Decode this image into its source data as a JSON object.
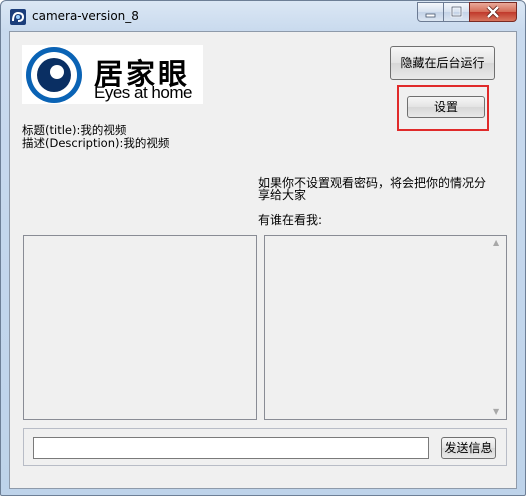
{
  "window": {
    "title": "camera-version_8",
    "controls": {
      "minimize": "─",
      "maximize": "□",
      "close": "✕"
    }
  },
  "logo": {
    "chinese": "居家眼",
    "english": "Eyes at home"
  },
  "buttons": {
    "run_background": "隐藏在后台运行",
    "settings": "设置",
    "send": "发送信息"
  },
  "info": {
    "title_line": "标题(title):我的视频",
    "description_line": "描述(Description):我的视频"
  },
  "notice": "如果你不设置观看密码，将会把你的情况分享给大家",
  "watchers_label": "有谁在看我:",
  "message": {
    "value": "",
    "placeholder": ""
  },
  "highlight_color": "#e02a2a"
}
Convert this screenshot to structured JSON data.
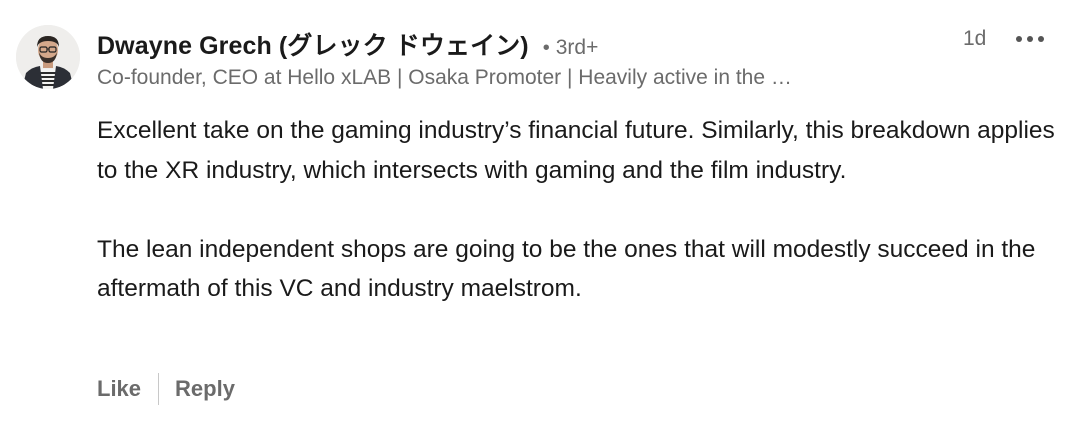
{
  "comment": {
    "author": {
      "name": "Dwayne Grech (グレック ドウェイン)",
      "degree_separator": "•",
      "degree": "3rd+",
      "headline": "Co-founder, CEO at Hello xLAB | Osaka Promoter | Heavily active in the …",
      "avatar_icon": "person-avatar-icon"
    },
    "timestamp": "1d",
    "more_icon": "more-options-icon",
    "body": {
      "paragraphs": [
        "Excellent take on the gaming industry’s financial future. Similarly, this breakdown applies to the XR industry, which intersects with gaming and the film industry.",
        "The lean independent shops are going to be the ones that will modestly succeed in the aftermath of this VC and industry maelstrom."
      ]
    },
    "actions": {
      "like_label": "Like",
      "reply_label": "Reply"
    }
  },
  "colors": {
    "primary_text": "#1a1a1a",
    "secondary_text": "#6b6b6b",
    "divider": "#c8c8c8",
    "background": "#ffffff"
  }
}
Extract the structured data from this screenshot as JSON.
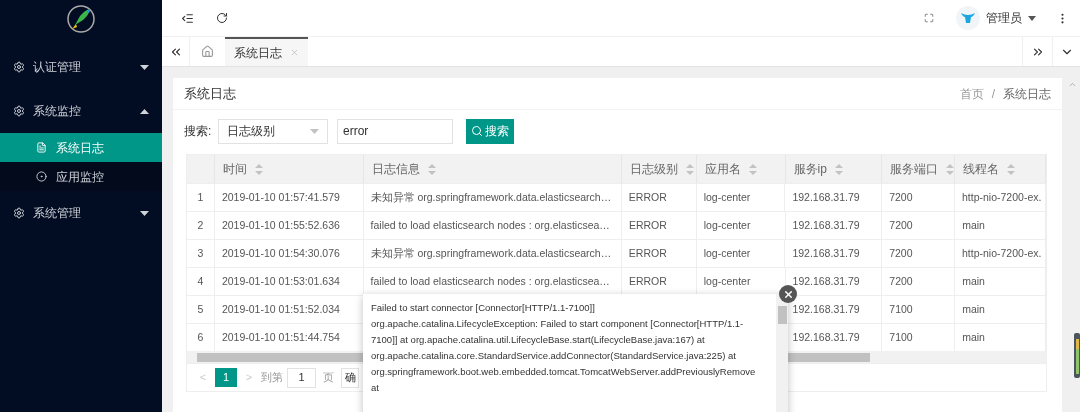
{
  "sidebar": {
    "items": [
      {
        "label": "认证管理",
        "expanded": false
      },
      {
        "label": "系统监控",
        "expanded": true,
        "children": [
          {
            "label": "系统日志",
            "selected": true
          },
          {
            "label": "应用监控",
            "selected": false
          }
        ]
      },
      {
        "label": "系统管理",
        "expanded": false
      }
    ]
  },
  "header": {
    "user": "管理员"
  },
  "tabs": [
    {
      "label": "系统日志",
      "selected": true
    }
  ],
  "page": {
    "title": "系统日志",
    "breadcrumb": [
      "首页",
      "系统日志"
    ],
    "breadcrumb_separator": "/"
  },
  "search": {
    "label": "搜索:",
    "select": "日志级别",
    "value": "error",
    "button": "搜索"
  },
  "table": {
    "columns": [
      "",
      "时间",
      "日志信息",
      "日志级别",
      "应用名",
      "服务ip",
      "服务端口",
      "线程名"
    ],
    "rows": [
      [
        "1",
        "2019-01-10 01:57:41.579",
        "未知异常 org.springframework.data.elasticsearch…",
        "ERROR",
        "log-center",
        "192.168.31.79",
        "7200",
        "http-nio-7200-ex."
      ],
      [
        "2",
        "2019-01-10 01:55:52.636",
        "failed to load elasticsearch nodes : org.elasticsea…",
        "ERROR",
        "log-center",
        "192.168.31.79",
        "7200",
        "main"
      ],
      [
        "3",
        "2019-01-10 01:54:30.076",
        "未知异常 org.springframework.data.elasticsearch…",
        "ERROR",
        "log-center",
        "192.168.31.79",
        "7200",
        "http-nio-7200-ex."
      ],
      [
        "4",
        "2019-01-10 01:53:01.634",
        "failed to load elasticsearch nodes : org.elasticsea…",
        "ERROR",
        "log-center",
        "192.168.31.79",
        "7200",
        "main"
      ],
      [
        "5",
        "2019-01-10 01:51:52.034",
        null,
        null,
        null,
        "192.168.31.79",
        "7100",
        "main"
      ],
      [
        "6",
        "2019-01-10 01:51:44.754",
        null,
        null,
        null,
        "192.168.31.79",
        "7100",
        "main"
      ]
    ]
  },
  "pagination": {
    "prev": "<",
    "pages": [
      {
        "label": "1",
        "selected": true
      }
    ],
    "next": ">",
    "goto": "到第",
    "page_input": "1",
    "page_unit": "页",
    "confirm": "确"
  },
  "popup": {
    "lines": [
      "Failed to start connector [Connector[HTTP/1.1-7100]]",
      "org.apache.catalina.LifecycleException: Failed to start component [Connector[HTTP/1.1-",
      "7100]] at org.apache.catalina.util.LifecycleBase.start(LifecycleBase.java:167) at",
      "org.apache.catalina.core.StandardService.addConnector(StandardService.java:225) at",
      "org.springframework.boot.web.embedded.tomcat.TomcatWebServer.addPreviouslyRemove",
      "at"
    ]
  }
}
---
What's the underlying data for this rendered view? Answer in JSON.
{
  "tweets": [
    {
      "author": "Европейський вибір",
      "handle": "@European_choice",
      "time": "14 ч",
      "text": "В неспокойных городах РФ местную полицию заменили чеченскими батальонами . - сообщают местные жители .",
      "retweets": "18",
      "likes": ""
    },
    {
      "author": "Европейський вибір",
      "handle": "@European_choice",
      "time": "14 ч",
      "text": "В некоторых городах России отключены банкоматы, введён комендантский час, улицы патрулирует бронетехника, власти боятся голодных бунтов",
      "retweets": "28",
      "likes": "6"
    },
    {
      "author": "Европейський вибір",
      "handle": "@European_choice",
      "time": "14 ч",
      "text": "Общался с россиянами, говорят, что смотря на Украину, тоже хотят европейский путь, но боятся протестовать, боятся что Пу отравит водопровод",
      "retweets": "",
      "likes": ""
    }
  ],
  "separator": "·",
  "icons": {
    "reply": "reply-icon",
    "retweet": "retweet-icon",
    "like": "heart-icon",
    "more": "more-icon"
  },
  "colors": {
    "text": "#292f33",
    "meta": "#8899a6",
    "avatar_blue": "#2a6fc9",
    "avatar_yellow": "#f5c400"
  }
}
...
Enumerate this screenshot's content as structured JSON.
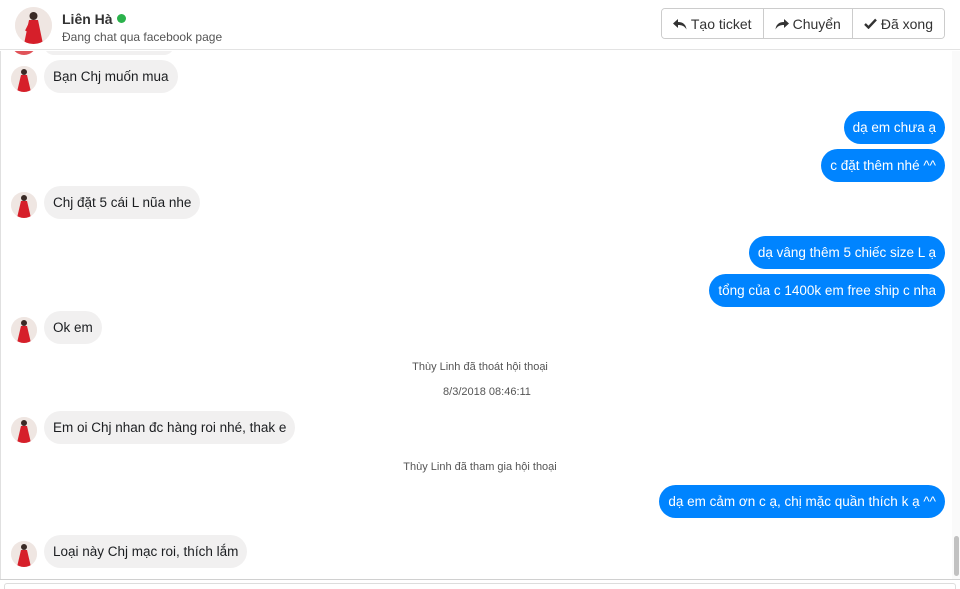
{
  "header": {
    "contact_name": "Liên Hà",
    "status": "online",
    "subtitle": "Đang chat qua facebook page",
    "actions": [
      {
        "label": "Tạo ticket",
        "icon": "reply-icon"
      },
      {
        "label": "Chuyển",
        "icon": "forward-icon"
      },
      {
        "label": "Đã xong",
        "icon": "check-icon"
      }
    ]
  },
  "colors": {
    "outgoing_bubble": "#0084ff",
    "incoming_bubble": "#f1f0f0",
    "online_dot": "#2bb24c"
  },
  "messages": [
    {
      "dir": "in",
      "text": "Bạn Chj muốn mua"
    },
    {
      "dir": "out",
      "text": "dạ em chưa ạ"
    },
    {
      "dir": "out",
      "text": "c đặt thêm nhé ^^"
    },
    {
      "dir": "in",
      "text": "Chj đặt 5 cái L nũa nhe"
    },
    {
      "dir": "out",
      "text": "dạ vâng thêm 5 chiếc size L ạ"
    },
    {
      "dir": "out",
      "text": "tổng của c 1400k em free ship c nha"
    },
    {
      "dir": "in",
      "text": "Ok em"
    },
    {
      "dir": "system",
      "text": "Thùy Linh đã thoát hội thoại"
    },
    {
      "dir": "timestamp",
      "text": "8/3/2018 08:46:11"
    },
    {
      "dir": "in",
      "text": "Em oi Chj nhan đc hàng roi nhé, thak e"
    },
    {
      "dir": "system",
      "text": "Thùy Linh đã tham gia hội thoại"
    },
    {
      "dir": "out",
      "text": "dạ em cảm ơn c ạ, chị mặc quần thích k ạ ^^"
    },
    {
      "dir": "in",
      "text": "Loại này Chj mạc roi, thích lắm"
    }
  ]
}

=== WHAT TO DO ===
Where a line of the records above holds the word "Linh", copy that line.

=== TASK RESULT ===
      "text": "Thùy Linh đã thoát hội thoại"
      "text": "Thùy Linh đã tham gia hội thoại"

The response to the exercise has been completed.